4 Camera Settings you NEED to master as a photographer


Each one of these settings will take you to the next level as a photographer. I would advise you learn one by one, as learning them together can be overwhelming. Once you have learnt them all you can see how they work together. You will be well on your way to becoming a pro. In this video I go into more depth on how to master each one of these settings and properly use them.



Shutter Speed


Shutter speed unlocks so much potential for your creativity, and your ability to capture different mediums effectively. The shutter speed is as it says in the name; the speed the shutter closes. Without getting too technical, your camera records the photons over the period of time the shutter is open for. So the longer your shutter is open the more light will get in.


To capture something moving fast you will need a quick shutter speed eg 1/4000s. Something like running water(as pictured below), a flying bird etc etc. Then with a slow shutter speed you can get more creative and try out something like night photography or long exposures.



Aperture


Aperture was probably my favourite setting to learn when I first started out. You can get so creative with it, and it completely transforms the way your photos look. Like shutter speed, aperture also controls the exposure of your image. It does this in a different way. There is an opening in your lens which gets smaller or larger depending on what aperture you are using. Smaller hole- less light, larger hole- more light. Where this can get confusing (I know it confused me when I started) is that the lower the f number so like f4 the larger the hole, the higher the f number like f22 , the smaller the hole.
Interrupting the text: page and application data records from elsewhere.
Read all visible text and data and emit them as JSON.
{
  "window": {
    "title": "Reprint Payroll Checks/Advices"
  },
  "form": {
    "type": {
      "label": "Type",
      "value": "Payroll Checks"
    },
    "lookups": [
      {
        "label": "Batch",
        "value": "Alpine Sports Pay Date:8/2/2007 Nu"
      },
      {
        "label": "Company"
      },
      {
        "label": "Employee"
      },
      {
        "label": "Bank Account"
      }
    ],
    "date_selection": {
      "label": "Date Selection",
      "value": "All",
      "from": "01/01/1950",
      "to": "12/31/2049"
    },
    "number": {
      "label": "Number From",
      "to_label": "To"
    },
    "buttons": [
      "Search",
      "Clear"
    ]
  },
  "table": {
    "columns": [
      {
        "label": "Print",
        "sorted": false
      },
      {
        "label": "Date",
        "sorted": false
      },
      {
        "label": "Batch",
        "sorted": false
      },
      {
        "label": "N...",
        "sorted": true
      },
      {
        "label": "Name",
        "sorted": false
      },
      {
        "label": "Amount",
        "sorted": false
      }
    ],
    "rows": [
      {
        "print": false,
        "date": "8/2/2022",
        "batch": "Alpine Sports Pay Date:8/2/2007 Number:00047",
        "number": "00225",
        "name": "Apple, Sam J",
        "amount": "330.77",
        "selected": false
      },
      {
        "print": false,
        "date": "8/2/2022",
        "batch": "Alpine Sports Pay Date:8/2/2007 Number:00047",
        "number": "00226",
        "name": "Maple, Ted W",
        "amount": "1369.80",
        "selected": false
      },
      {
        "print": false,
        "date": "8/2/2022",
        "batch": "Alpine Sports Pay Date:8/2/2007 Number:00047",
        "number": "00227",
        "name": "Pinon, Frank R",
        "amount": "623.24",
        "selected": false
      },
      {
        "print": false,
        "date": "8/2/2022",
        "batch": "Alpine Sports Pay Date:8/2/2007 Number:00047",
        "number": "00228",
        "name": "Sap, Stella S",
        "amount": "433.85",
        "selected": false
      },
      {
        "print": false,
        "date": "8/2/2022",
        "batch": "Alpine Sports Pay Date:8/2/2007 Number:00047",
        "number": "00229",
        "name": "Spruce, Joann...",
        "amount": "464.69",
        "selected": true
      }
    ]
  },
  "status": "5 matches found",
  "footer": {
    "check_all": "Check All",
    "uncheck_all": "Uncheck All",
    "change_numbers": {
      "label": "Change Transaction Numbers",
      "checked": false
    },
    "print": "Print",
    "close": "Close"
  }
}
With the more technical aspect of aperture covered, the main difference you will see when playing with aperture is depth of field. What do I mean by depth of field? The depth of field is the amount of the photo that is in focus. So you know when you see those professional portraits with a blurred background, sharp subject? They're using a low f number, maybe something like f2.8 to get that effect. It doesn't stop there either. You can blur foregrounds, anything you like.


One of the more advanced and harder to grasp topics within aperture is diffraction. A lot of people believe they will have a sharp photo everywhere if they use a high f number like f22 for their shots. This isn't the case. I don't want to go too much into detail about this, I could write a whole other blog on it. For those of you that are interested, there's a great article on it here.



ISO


ISO is often neglected by people learning photography. I get it, I did the same. Just stick ISO in auto and you're good. Well, not all the time. Learning about ISO and then applying it to your own work, will make you a much better photographer.


ISO is actually one of the more simple aspects of the photographer triad (ISO, Shutter Speed and Aperture). Just think of the ISO dial as a volume knob. The higher you turn it up, the more bright your images will become, and the more noisy too.


What do I mean by noise? Noise is that grainy effect you can get on your images. A lot of photographers like to shoot at the lowest possible ISO, thats one of the reasons they lug tripods everywhere (you'll understand why that is even more when you know about the triad). I don't want to preach that to you, some people like the noisy grainy effect in their photos. So play around with it. Maybe you will like it. Every photographer is entitled to their own style and creative vision.


This image (above) was shot with a high ISO (4000) you can see the grainy, noisy effect.

This image was shot with a low ISO (100).


Histogram


The histogram, is another area of photography which can be neglected by people just starting out. I know I did! Wish I hadn't though. The histogram is so useful. Not just in taking the image, also in post processing. There will be a way of viewing your histogram on your camera, always do this while you are shooting. You may think you have exposed the image well, but the histogram knows best.


So what is a good histogram I hear you ask? Let's take a look.


The above graph on the right is generally what is accepted as a good histogram. It isn't that simple however. Click here for more information on histograms and how to master them.


Thank you for reading, and if you have any questions don't hesitate to get in contact through my facebook group here.